Key findings

  • Mortgage rates rose for a fifth week in a row, with the average rate on 30-year fixed-rate home loans rising to 6.73%.
  • The rise in mortgage rates came after officials suggested the Federal Reserve would remain aggressive in its rate hikes to fight inflation.
  • Higher rates dampened home sales, with existing home sales falling for the 12th straight month in January.

Mortgage rates jumped for a fifth straight week after Federal Reserve Chairman Jerome Powell and other FOMC members indicated the central bank would continue its aggressive monetary policy to fight inflation.

Freddie Mac reported that the average rate on a 30-year fixed-rate home loan (up to $726,200) was 6.73%, up from 6.65% a week ago. This is the highest level since early November, when it hit a two-decade high of 7.08%. After that peak in November, rates fell to 6.09% in early February, a five-month low, before rising again.

Freddie Mac Chief Economist Sam Hatter explained that consumers are still spending in sectors that are not as sensitive to interest rates, such as travel and eating out. However, those affected by higher borrowing costs, such as housing, are adversely affected by the Fed’s moves. He said that “as a result, prospective homebuyers continue to face the complex challenges of affordability and low inventory.”

Restriction on Home Sales

This makes home purchases more difficult. The National Association of Realtors (NAR) previously reported that sales of existing homes fell for the 12th straight month in January due to high prices and high mortgage rates.

Nadia Evangelou, NAR’s senior economist and director of real estate research, warned that borrowing costs could rise even depending on the upcoming jobs and inflation reports. However, she added that it could still be a good time to buy a home, as rates are considered historically low even at these levels.

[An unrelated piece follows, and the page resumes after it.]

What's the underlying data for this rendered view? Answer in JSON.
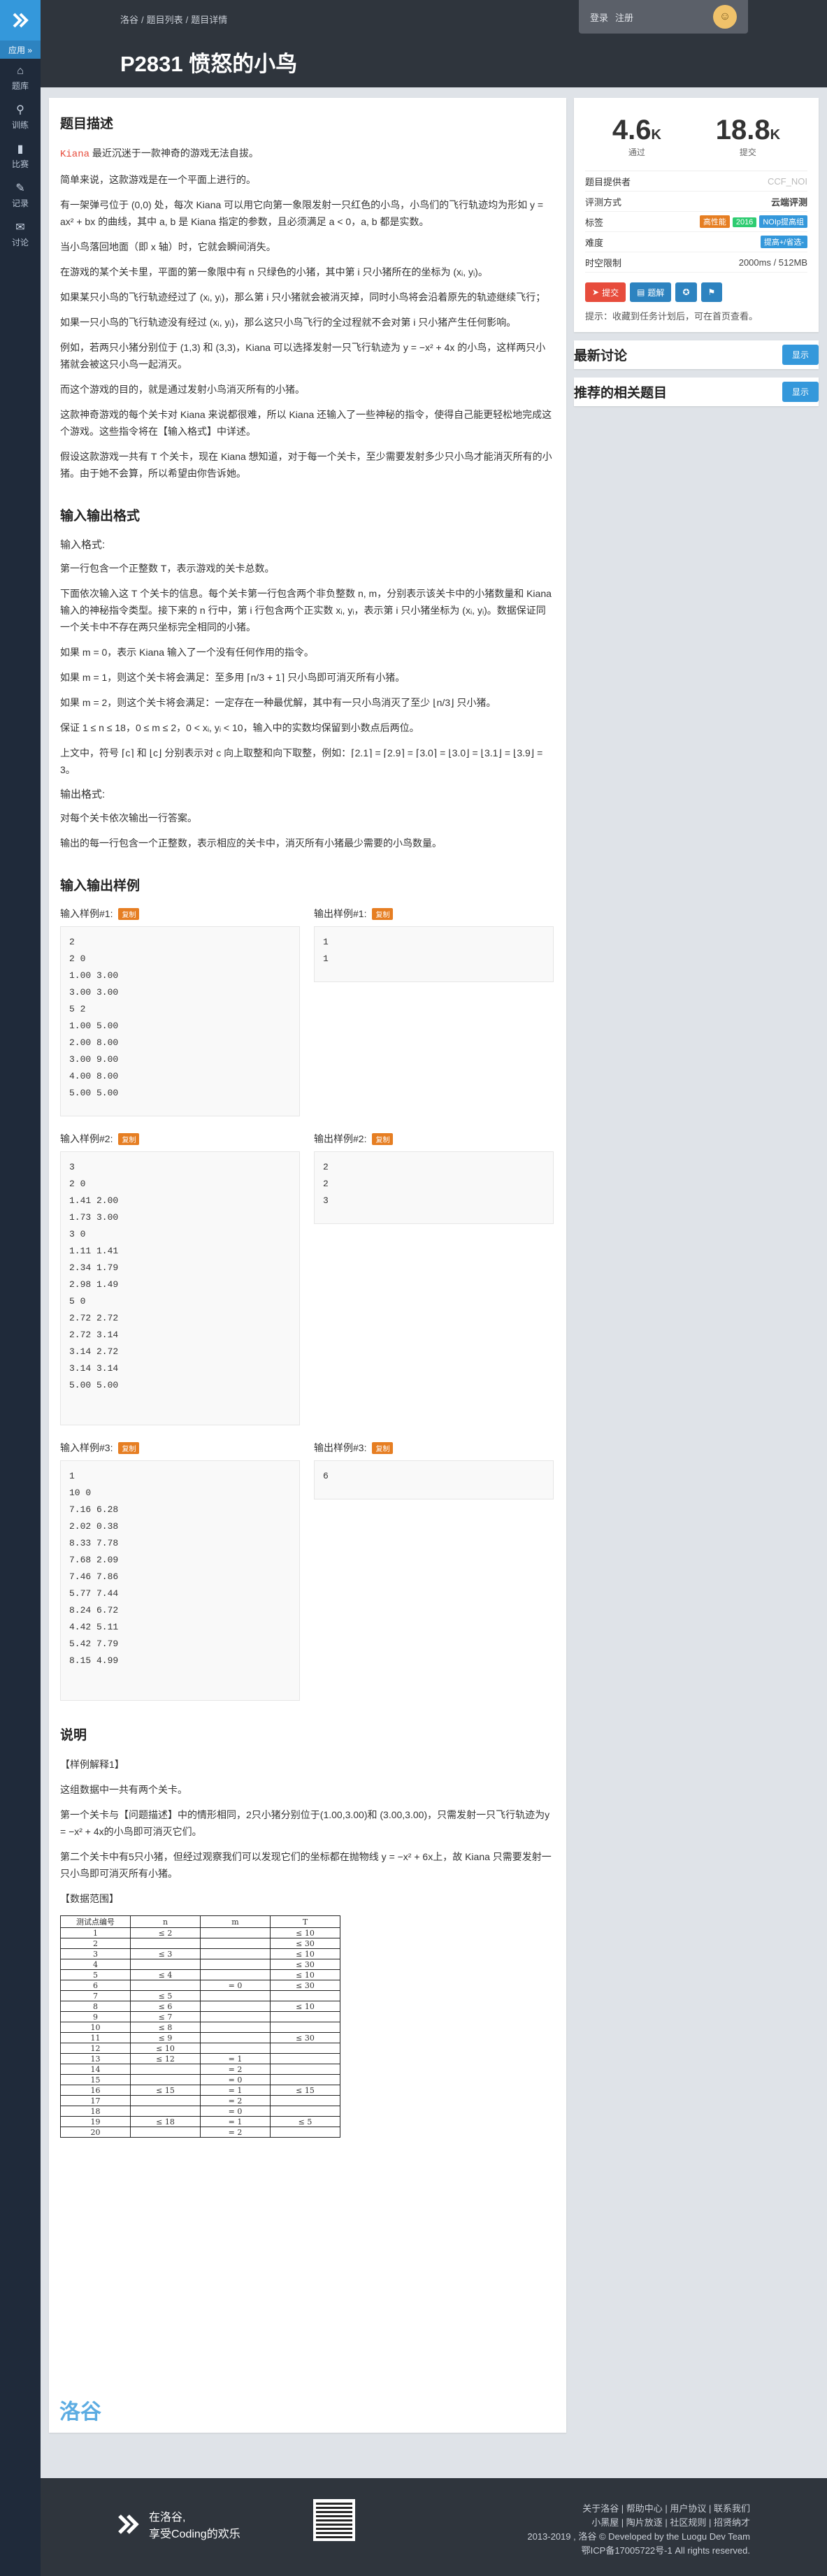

Joanna Swanson

Joanna Swanson is Europe correspondent at the Thomson Reuters Foundation based in Brussels covering politics, culture, business, climate change, society, economies and inclusive tech. With specific focus in breaking news, she has covered some of the world's most significant stories.